Others portable units attach to your fish line.
Fish finders offer three types of sonar.
This sonar focuses strongly downward, making it work better in deep water than shallow water. In deep water, it can generate sharp images.
Both downscan and broadband (see below) are available together in some fish finders. This is an excellent option, and fortunately, the price of these combination units is decreasing.
Also called sidescan, broadband sonar works at an angle to the boat, allowing you to see undisturbed water. It doesn’t work as well in deep water as downscan does.
The newest type of broadband sonar is called CHIRP, which uses a type of pulse that yields extremely accurate results. Pairing a CHIRP broadband sonar with a high-resolution display is a strong combination.
You can expect to pay anywhere from $50 to $500+ for a fish finder.
A simple portable fish finder will cost less. However, if you’re looking for a mountable fish finder with a strong signal quality aimed at professional fishermen, you can expect to pay several hundred dollars or more.
Extra and hidden costs with fish finders are minimal. However, you may need to pay for professional installation if you’re uncomfortable drilling holes in the boat yourself. And you may incur costs along the way for battery replacement. Some fish finders need a waterproof cover, too, depending on where they’re mounted.
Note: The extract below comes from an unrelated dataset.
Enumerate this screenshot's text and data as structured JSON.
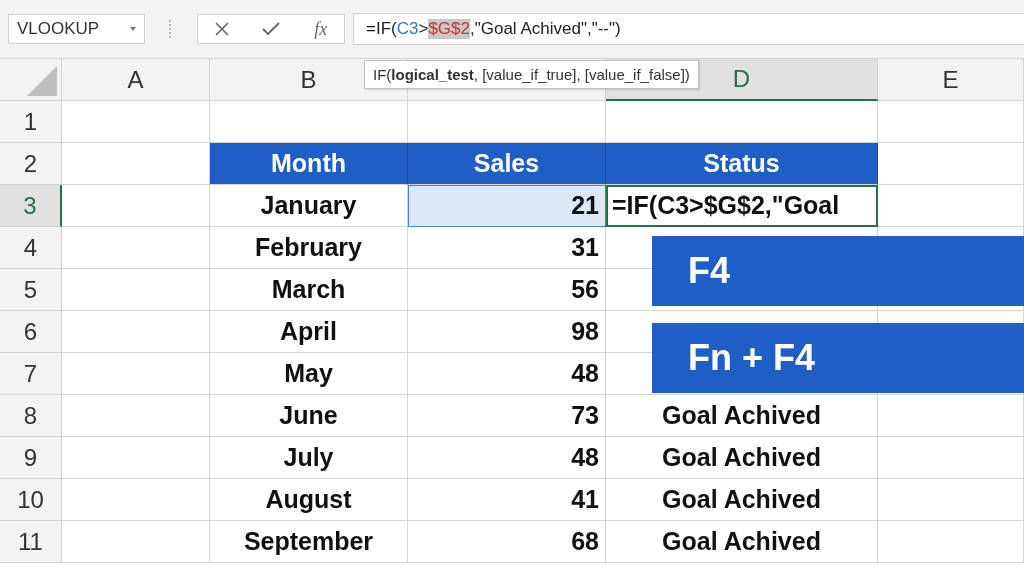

Before going on a long fishing trip, you’ll want to have some practice using a new fish finder. Take it to a nearby lake and test it for an hour, learning how the screen looks. If you are using an arch display, this is especially important, as it takes some practice to learn how to interpret the data properly.
For better results in shallow water, consider a dual-beam transducer to cover more area.
A thicker line on the display showing the bottom of the lake represents hard, non-porous lake bed material. You may be able to figure out which fish will be in the area with this information.
The fish finder displays the scene from right to left as you’re moving across the water. Recent results are on the right.
Remember that if you buy a fish finder that interprets data for you (for example, it displays fish shapes on the screen), it could make some errors. These units sometimes read plants as a school of fish and vice versa.